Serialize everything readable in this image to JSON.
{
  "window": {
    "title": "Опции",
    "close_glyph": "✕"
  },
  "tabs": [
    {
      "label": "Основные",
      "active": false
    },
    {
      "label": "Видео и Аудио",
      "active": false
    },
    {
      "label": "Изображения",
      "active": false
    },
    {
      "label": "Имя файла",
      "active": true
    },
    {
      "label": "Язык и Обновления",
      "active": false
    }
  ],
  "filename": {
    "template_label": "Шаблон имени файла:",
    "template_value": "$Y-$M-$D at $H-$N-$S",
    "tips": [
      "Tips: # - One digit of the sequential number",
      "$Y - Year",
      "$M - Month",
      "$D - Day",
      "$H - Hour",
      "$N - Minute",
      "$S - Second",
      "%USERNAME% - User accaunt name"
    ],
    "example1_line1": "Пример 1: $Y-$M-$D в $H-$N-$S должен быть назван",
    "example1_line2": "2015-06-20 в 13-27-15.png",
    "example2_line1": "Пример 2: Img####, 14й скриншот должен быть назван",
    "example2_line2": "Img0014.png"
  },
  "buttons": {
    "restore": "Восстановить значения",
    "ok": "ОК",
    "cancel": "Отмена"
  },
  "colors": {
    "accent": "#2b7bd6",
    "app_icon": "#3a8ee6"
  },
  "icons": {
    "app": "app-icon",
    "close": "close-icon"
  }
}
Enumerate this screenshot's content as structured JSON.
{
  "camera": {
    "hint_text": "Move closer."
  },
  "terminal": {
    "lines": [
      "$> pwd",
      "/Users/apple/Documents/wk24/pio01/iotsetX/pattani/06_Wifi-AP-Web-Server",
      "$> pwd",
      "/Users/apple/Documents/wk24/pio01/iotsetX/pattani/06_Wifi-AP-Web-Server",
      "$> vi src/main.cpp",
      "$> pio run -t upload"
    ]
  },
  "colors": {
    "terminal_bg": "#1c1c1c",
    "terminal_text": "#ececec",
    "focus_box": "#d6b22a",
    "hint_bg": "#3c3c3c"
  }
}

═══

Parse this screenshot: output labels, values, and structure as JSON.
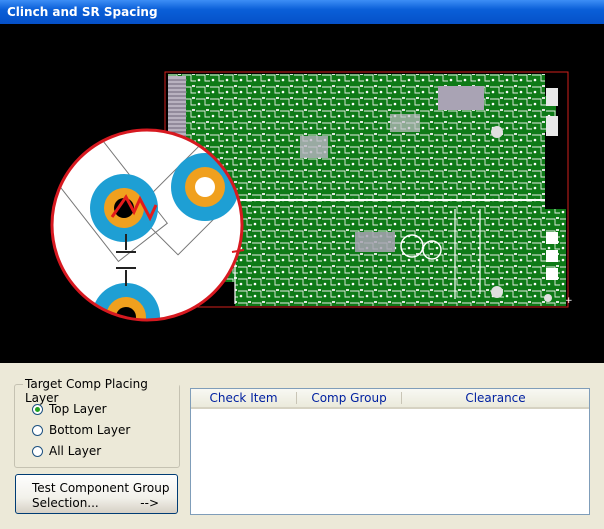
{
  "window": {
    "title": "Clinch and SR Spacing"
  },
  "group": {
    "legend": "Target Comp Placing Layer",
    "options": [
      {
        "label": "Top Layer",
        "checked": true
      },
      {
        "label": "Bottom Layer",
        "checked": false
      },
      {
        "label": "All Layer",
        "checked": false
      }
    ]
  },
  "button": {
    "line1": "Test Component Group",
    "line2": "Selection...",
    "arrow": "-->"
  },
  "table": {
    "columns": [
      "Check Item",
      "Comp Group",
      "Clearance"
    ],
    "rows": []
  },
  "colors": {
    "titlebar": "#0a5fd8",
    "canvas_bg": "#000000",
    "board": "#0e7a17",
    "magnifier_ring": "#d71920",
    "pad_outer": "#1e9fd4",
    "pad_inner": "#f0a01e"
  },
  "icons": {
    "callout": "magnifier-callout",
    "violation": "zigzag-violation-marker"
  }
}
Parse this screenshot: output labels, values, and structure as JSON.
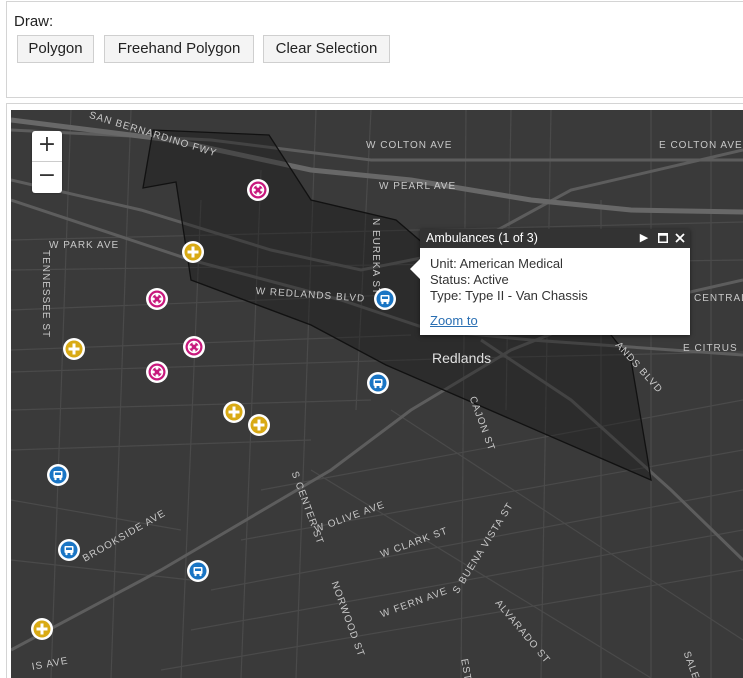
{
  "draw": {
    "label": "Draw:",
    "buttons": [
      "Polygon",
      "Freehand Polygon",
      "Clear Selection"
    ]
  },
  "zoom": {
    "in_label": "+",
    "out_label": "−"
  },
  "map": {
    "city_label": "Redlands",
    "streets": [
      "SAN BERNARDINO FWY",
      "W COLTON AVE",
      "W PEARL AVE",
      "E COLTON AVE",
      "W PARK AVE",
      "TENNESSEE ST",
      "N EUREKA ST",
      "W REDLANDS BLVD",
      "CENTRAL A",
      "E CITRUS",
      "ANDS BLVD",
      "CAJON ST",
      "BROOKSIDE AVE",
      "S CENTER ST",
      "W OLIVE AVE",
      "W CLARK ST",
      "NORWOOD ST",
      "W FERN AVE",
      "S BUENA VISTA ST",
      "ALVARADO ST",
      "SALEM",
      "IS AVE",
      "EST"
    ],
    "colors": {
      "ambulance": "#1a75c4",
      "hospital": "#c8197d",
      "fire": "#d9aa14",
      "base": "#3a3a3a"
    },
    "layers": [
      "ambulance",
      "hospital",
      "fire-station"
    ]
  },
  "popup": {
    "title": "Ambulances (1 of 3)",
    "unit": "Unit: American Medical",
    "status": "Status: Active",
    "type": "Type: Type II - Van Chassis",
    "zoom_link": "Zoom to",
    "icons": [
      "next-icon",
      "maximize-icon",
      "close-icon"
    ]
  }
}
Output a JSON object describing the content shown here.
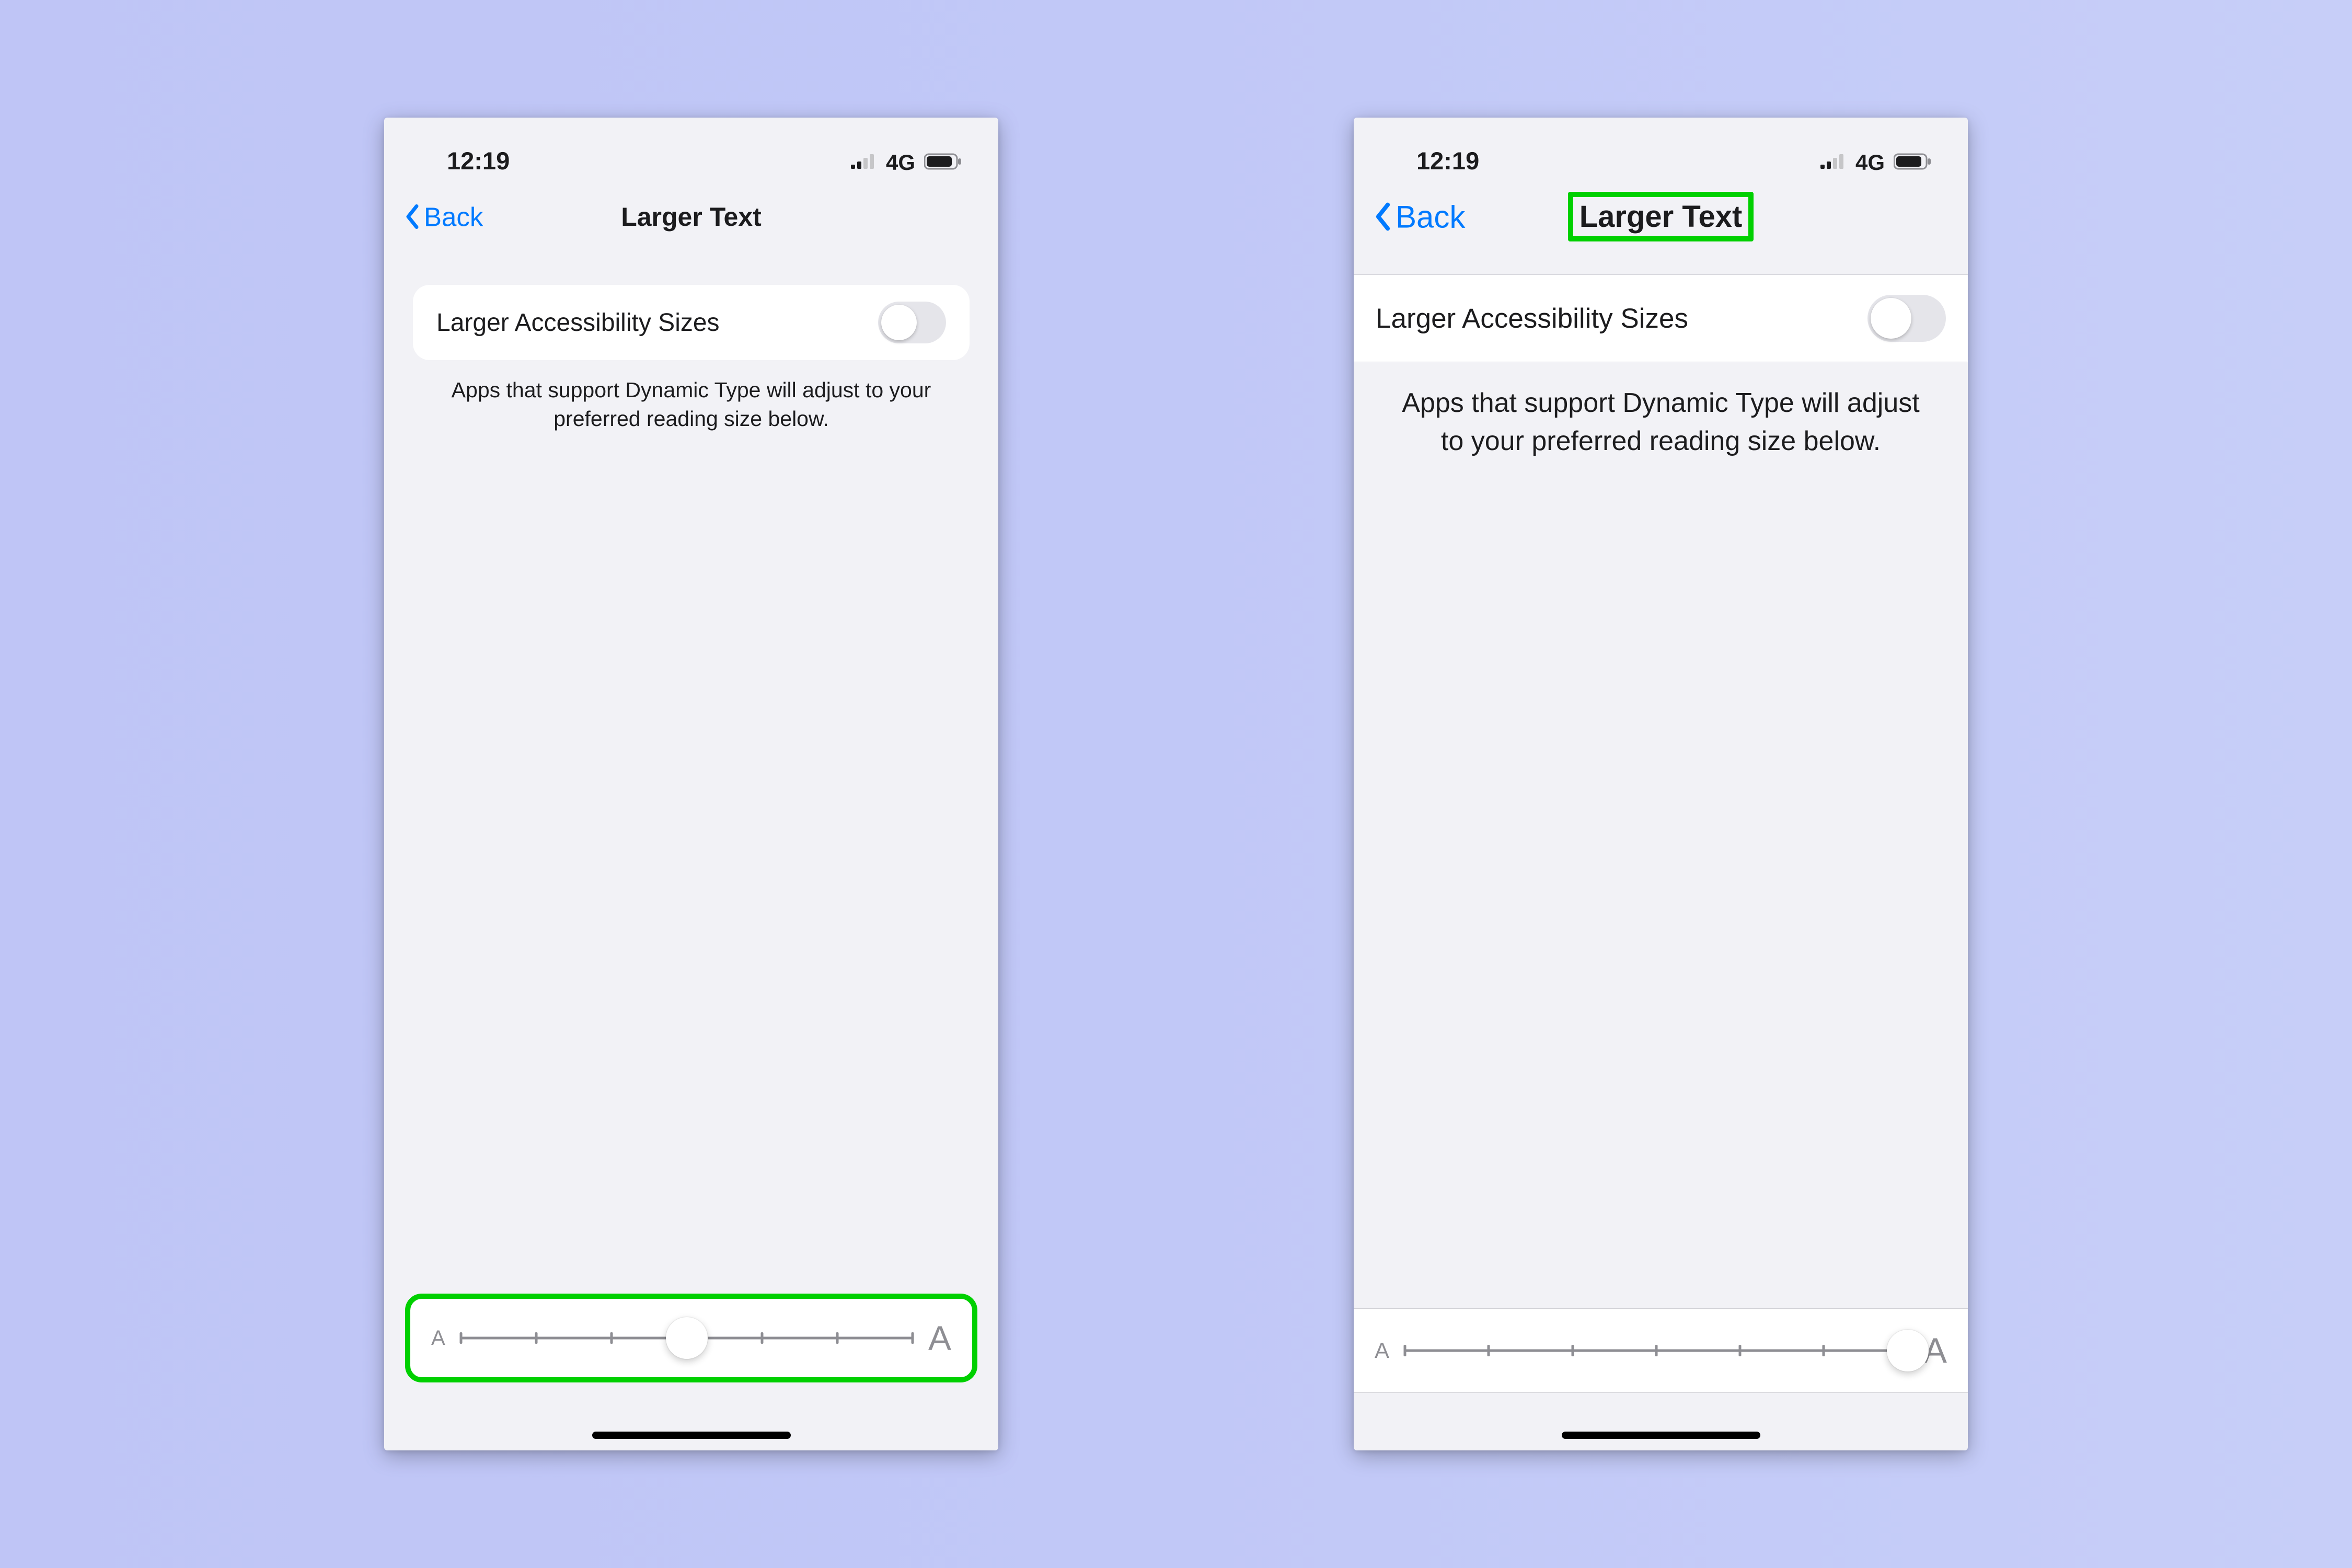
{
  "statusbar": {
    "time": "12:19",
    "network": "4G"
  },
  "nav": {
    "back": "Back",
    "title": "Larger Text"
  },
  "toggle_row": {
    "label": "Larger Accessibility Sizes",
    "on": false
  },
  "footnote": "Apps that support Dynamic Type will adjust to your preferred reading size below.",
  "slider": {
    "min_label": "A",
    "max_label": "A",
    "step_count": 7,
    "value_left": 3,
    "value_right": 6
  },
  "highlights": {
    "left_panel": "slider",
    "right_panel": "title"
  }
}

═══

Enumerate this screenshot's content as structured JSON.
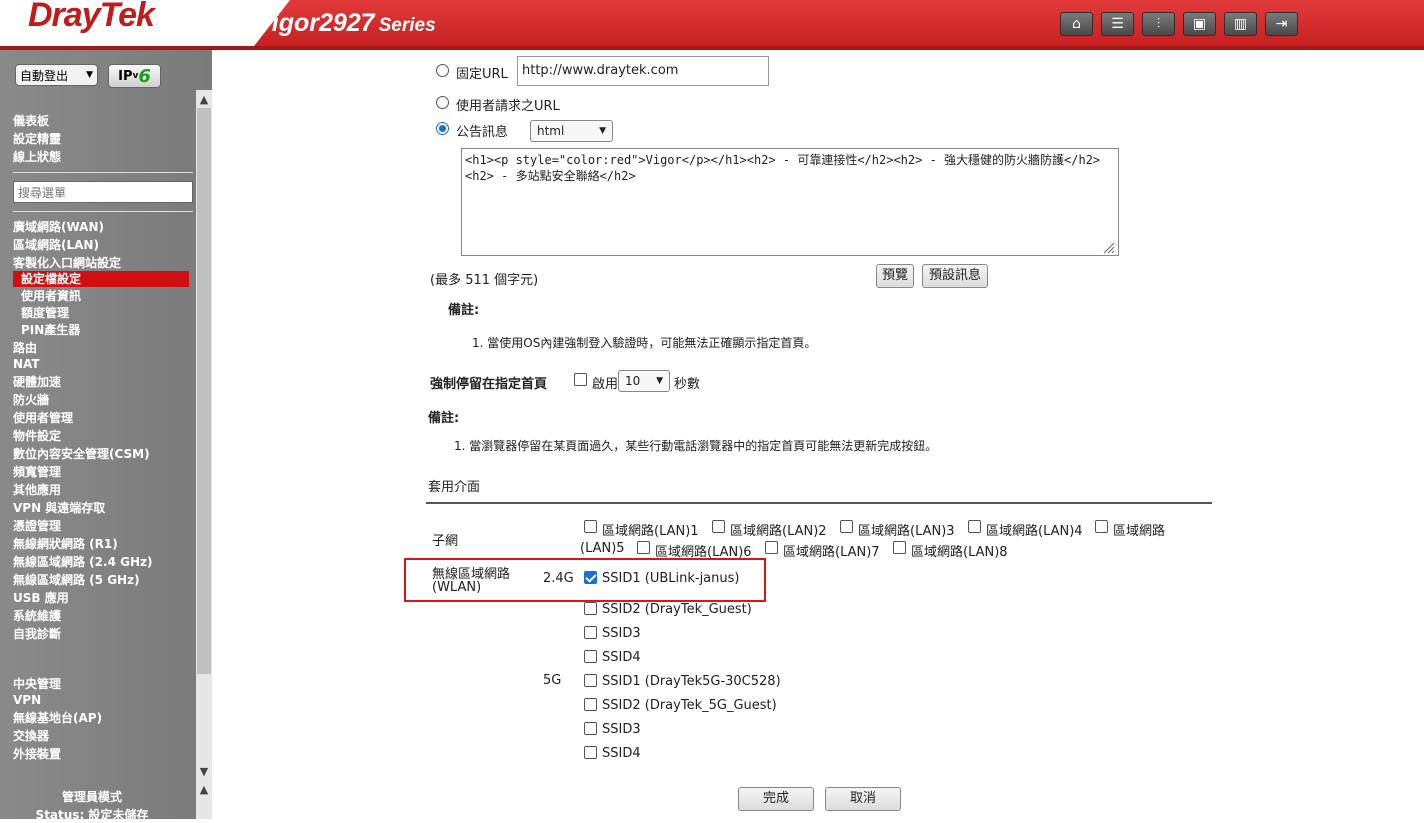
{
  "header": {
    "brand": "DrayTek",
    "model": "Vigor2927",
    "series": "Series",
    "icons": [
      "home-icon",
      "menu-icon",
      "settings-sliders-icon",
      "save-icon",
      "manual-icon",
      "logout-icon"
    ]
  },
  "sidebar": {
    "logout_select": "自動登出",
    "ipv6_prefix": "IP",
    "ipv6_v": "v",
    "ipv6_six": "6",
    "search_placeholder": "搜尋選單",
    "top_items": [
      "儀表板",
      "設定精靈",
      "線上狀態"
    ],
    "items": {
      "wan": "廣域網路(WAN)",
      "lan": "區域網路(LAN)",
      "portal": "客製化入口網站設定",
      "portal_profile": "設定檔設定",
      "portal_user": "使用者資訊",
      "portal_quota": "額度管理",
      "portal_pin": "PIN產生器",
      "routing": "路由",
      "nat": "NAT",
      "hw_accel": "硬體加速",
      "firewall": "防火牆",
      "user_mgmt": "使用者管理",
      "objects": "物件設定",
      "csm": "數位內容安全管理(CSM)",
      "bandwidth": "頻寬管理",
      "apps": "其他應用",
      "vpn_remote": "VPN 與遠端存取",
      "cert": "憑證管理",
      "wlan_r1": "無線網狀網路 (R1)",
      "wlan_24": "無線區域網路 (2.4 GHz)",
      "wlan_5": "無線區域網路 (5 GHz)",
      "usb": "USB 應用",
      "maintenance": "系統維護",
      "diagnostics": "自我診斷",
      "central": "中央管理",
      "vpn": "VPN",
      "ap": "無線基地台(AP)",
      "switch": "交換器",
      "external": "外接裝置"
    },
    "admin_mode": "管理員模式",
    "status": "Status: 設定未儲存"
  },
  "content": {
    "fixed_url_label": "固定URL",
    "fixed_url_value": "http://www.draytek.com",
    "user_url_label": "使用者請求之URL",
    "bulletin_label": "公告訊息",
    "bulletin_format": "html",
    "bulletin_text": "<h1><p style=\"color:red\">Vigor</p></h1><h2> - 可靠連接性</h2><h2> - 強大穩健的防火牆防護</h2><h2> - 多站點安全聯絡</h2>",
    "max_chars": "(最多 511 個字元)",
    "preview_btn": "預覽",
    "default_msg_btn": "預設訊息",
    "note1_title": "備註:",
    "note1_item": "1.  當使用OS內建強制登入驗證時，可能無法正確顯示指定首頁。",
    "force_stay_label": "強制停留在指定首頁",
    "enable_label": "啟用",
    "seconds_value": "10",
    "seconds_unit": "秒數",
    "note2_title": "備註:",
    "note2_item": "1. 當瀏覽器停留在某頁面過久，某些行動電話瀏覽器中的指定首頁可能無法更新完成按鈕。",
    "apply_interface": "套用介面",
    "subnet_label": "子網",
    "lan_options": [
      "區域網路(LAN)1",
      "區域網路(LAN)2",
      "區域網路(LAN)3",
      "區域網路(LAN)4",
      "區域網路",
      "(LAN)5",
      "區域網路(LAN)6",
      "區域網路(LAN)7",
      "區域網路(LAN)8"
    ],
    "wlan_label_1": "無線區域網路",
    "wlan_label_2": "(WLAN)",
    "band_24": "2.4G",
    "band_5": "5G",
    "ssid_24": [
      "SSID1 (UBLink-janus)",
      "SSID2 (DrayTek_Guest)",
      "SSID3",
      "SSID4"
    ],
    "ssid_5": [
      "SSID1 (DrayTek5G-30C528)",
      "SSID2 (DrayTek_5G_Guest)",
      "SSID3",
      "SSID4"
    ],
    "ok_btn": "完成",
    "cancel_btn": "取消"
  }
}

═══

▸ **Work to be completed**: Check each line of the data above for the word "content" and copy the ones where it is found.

▸ **Task response**:
Enumerate this screenshot's content as structured JSON.
Output a JSON object describing the content shown here.
Enumerate this screenshot's content as structured JSON.
  "content": {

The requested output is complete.